Christian writers chastise, praise Ted Haggard’s sins
The verdicts are in following a whirlwind week covering the ever-widening sex, drug and hush money scandal involving Ted Haggard and New Life Church. Meanwhile the flockless pastor spent the week feeding a ravenous media to promote an HBO bio-pic documenting his fall from grace. Not surprisingly, the judgments from the evangelical Christian community are a pretty mixed bag.
Christianity Today urges the New Life congregation to own its part of the saga in Holy Laughter: Remembering Haggard’s sin — and ours:
It is understandable that such churches — and sadly, there are hundreds of them — want to forget, as quickly as possible, the notorious sin and the scandalous pastor who brought shame to it. And that such churches would strive valiantly to tell itself and the world, “We’re not like that. Really. That doesn’t represent us. We’re much better than that.” That it would do its best to put the episode behind itself and move on.
But woe to the church that does that. We should wonder, in fact, about any Christian anywhere who does not look at Ted Haggard and say, “Oh yeah, I could have done that,” or more honestly, “To my deep shame, been there, done something very much like that.” Instead of thinking of Haggard and his ilk as ugly exceptions to our general moral uprightness, we should remember that we are part of his ilk.
A much more cynical tone permeates Belief.net’s take on the movie and subsequent interview on Larry King Live, especially St. Gayle Haggard:
She is, instead, thoughtful, kind, gracious, and forgiving. She has stuck with Ted through a truly horrific experience. She has accepted his remorse and granted him forgiveness. And, as a cherry on top, the Haggard’s eldest son, Marcus, joined them for the last bit on LKL and he was even more composed than Gayle. This is a truly extraordinary family…

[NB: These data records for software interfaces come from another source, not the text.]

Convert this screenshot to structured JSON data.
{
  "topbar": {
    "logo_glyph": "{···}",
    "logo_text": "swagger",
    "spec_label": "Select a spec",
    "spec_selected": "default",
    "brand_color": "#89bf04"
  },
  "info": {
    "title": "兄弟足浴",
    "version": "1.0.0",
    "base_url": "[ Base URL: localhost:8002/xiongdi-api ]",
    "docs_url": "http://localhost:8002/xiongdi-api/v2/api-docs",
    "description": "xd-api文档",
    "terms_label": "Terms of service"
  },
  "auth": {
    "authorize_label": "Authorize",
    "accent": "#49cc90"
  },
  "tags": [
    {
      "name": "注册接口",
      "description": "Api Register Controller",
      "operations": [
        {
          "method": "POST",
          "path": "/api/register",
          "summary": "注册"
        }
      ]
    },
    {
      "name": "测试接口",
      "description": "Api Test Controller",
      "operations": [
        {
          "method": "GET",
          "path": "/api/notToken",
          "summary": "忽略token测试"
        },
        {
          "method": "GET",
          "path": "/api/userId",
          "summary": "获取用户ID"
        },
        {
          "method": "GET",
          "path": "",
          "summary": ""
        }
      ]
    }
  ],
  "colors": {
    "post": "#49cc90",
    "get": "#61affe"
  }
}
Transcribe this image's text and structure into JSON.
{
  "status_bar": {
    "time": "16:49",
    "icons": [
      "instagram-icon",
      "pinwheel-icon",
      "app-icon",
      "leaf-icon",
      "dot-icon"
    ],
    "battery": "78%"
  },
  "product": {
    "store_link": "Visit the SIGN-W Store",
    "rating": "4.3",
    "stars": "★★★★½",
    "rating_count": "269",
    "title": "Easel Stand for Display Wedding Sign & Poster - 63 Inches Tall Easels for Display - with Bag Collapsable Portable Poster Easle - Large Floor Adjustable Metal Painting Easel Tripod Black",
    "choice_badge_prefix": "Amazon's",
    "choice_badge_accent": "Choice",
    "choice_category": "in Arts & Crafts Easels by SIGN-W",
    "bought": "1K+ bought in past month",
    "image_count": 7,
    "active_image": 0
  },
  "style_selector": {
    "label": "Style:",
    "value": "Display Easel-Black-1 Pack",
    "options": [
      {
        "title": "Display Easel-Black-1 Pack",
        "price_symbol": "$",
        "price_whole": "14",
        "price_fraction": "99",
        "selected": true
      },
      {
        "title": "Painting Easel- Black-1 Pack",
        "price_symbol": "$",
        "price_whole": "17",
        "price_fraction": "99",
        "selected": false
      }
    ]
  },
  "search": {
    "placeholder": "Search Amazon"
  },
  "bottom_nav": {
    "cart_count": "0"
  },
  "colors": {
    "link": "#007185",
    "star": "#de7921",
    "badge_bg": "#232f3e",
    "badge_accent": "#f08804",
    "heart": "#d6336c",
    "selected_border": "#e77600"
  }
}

…Or, they are positioning themselves for a new career. I’ve been told by one insider that the Haggards, basically broke, are hoping to establish an income by writing and speaking about their trials. Indeed, at the end of LKL, both Gayle and Ted said several times that they want to “communicate their story.” Fishing for a book deal? Speaking gigs? A reality TV show? Very possibly. So, my cynical side has to acknowledge the possibility that Gayle’s (and Ted’s and Marcus’s) grace and composure is actually a patina, covering a family in great distress trying to dig themselves out of a massive financial hole.
The power of redemption strikes at the heart of the real story, according to World Mag.com, in Haggard speaks: But can anyone hear over the roar of scandal? discussing the Haggards’ interview for The Oprah Winfrey taped before the second scandal made news:
To his credit, Haggard did clearly articulate a gospel of grace at numerous times throughout the interview, even admitting he’d never really understood it before: “When I was at my lowest point, when I couldn’t pray, I couldn’t read the Scriptures, I couldn’t seek Him anymore, He came after me and the Scripture came alive to me, Oprah, for the first time in a dramatic way. Jesus came for the unrighteous, not the righteous. And I qualify.”
Tragically, many onlookers may miss that message in the sea of scandal still swirling.
The Christian Broadcasting Network, the multi-media powerhouse run by Pat Robertson, has been relatively mum on the subject. It ran a couple brief news stories this week noting the involvement of New Life parishioner Grant Haas and a “six-figure settlement” by the church. Though those reports were largely taken from Associated Press news accounts. CBN hasn’t offered any commentaries unlike its response to the initial 2006 scandal involving gay male escort, Mike Jones.